Dataset records: Begin
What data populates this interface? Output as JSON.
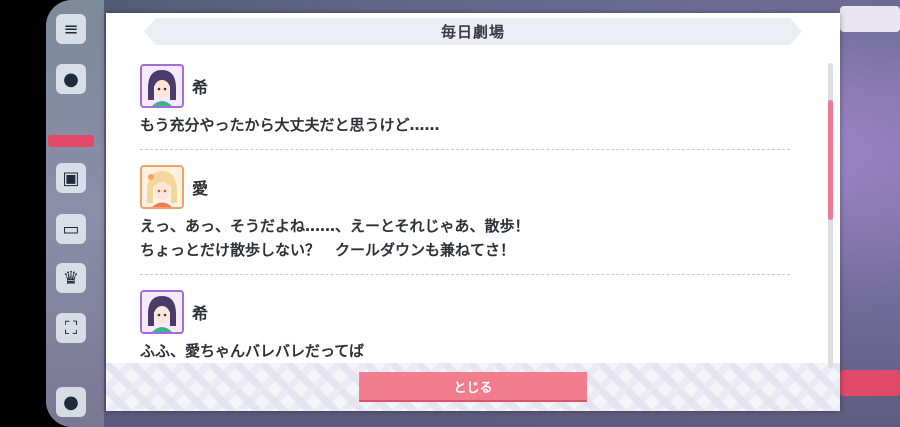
{
  "dialog": {
    "title": "毎日劇場",
    "close_label": "とじる",
    "entries": [
      {
        "speaker": "希",
        "avatar": "nozomi-avatar",
        "lines": [
          "もう充分やったから大丈夫だと思うけど……"
        ]
      },
      {
        "speaker": "愛",
        "avatar": "ai-avatar",
        "lines": [
          "えっ、あっ、そうだよね……、えーとそれじゃあ、散歩！",
          "ちょっとだけ散歩しない？　クールダウンも兼ねてさ！"
        ]
      },
      {
        "speaker": "希",
        "avatar": "nozomi-avatar",
        "lines": [
          "ふふ、愛ちゃんバレバレだってば"
        ]
      }
    ]
  },
  "colors": {
    "accent": "#f27d8e",
    "scroll_thumb": "#f07893",
    "nozomi_frame": "#a56bd6",
    "ai_frame": "#f1a163"
  },
  "scroll": {
    "position_fraction": 0.2
  }
}
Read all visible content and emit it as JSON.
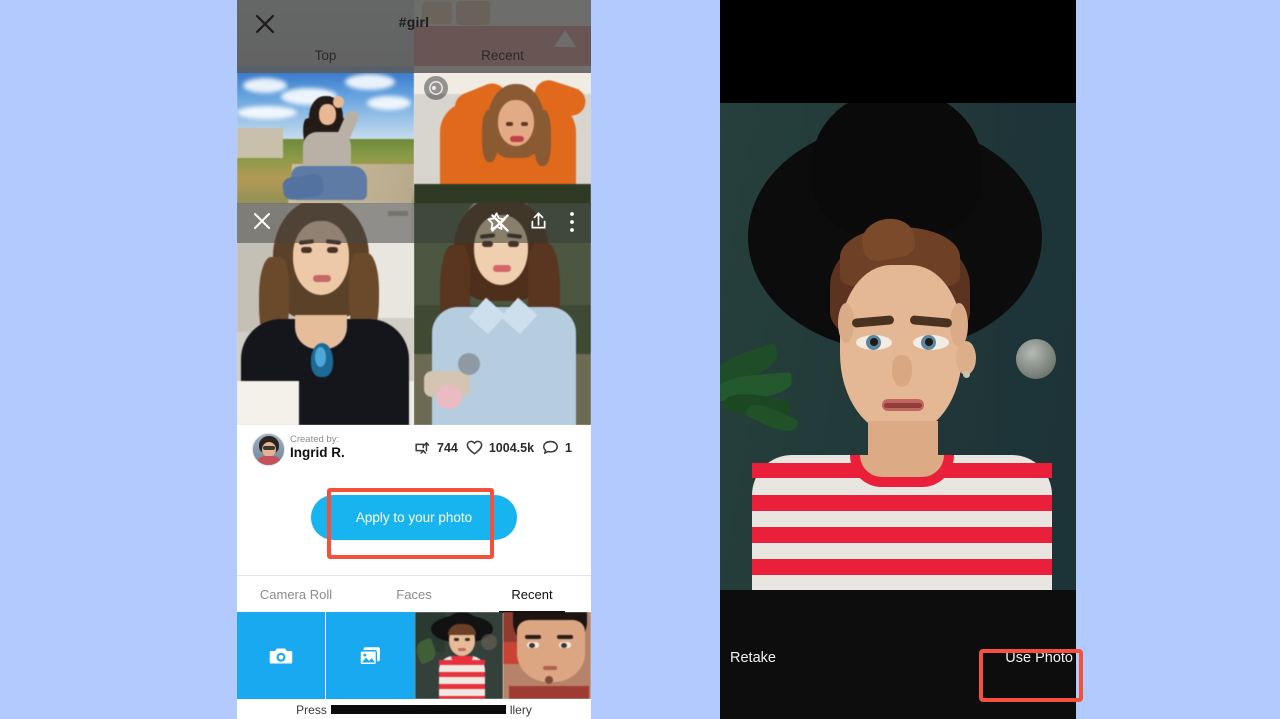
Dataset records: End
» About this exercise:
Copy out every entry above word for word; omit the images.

» Task answer:
What data populates this interface? Output as JSON.
{
  "dialog": {
    "title": "毎日劇場",
    "close_label": "とじる",
    "entries": [
      {
        "speaker": "希",
        "avatar": "nozomi-avatar",
        "lines": [
          "もう充分やったから大丈夫だと思うけど……"
        ]
      },
      {
        "speaker": "愛",
        "avatar": "ai-avatar",
        "lines": [
          "えっ、あっ、そうだよね……、えーとそれじゃあ、散歩！",
          "ちょっとだけ散歩しない？　クールダウンも兼ねてさ！"
        ]
      },
      {
        "speaker": "希",
        "avatar": "nozomi-avatar",
        "lines": [
          "ふふ、愛ちゃんバレバレだってば"
        ]
      }
    ]
  },
  "colors": {
    "accent": "#f27d8e",
    "scroll_thumb": "#f07893",
    "nozomi_frame": "#a56bd6",
    "ai_frame": "#f1a163"
  },
  "scroll": {
    "position_fraction": 0.2
  }
}
Read all visible content and emit it as JSON.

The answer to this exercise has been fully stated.